═══ DATA TO USE ═══
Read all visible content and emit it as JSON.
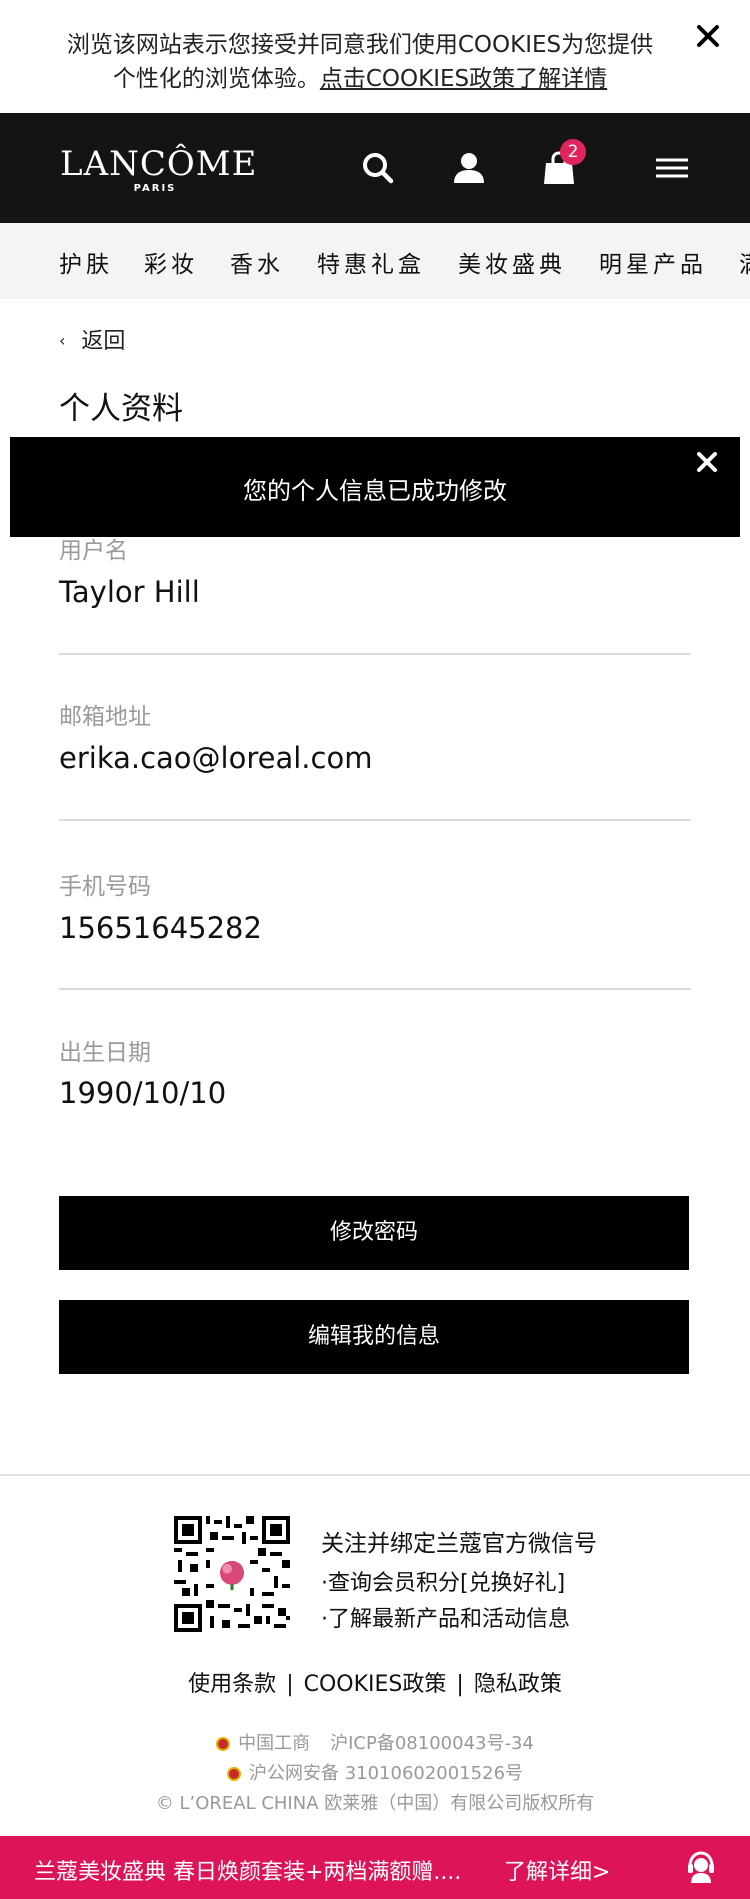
{
  "cookie": {
    "text_before": "浏览该网站表示您接受并同意我们使用COOKIES为您提供个性化的浏览体验。",
    "link_text": "点击COOKIES政策了解详情"
  },
  "header": {
    "logo_main": "LANCÔME",
    "logo_sub": "PARIS",
    "cart_count": "2"
  },
  "nav": {
    "items": [
      "护肤",
      "彩妆",
      "香水",
      "特惠礼盒",
      "美妆盛典",
      "明星产品",
      "满"
    ]
  },
  "page": {
    "back_label": "返回",
    "title": "个人资料"
  },
  "toast": {
    "message": "您的个人信息已成功修改"
  },
  "profile": {
    "fields": [
      {
        "label": "用户名",
        "value": "Taylor Hill"
      },
      {
        "label": "邮箱地址",
        "value": "erika.cao@loreal.com"
      },
      {
        "label": "手机号码",
        "value": "15651645282"
      },
      {
        "label": "出生日期",
        "value": "1990/10/10"
      }
    ]
  },
  "buttons": {
    "change_password": "修改密码",
    "edit_info": "编辑我的信息"
  },
  "footer": {
    "follow_title": "关注并绑定兰蔻官方微信号",
    "follow_line1": "·查询会员积分[兑换好礼]",
    "follow_line2": "·了解最新产品和活动信息",
    "links": [
      "使用条款",
      "COOKIES政策",
      "隐私政策"
    ],
    "separator": "|",
    "legal1_a": "中国工商",
    "legal1_b": "沪ICP备08100043号-34",
    "legal2": "沪公网安备 31010602001526号",
    "copyright": "© L’OREAL CHINA 欧莱雅（中国）有限公司版权所有"
  },
  "promo": {
    "text": "兰蔻美妆盛典 春日焕颜套装+两档满额赠....",
    "more": "了解详细>"
  },
  "colors": {
    "header_bg": "#141414",
    "badge": "#e0245e",
    "promo_bg": "#dd1558"
  }
}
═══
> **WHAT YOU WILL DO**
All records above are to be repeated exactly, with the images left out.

> **WRITTEN RESPONSE**
Read all visible content and emit it as JSON.
{
  "cookie": {
    "text_before": "浏览该网站表示您接受并同意我们使用COOKIES为您提供个性化的浏览体验。",
    "link_text": "点击COOKIES政策了解详情"
  },
  "header": {
    "logo_main": "LANCÔME",
    "logo_sub": "PARIS",
    "cart_count": "2"
  },
  "nav": {
    "items": [
      "护肤",
      "彩妆",
      "香水",
      "特惠礼盒",
      "美妆盛典",
      "明星产品",
      "满"
    ]
  },
  "page": {
    "back_label": "返回",
    "title": "个人资料"
  },
  "toast": {
    "message": "您的个人信息已成功修改"
  },
  "profile": {
    "fields": [
      {
        "label": "用户名",
        "value": "Taylor Hill"
      },
      {
        "label": "邮箱地址",
        "value": "erika.cao@loreal.com"
      },
      {
        "label": "手机号码",
        "value": "15651645282"
      },
      {
        "label": "出生日期",
        "value": "1990/10/10"
      }
    ]
  },
  "buttons": {
    "change_password": "修改密码",
    "edit_info": "编辑我的信息"
  },
  "footer": {
    "follow_title": "关注并绑定兰蔻官方微信号",
    "follow_line1": "·查询会员积分[兑换好礼]",
    "follow_line2": "·了解最新产品和活动信息",
    "links": [
      "使用条款",
      "COOKIES政策",
      "隐私政策"
    ],
    "separator": "|",
    "legal1_a": "中国工商",
    "legal1_b": "沪ICP备08100043号-34",
    "legal2": "沪公网安备 31010602001526号",
    "copyright": "© L’OREAL CHINA 欧莱雅（中国）有限公司版权所有"
  },
  "promo": {
    "text": "兰蔻美妆盛典 春日焕颜套装+两档满额赠....",
    "more": "了解详细>"
  },
  "colors": {
    "header_bg": "#141414",
    "badge": "#e0245e",
    "promo_bg": "#dd1558"
  }
}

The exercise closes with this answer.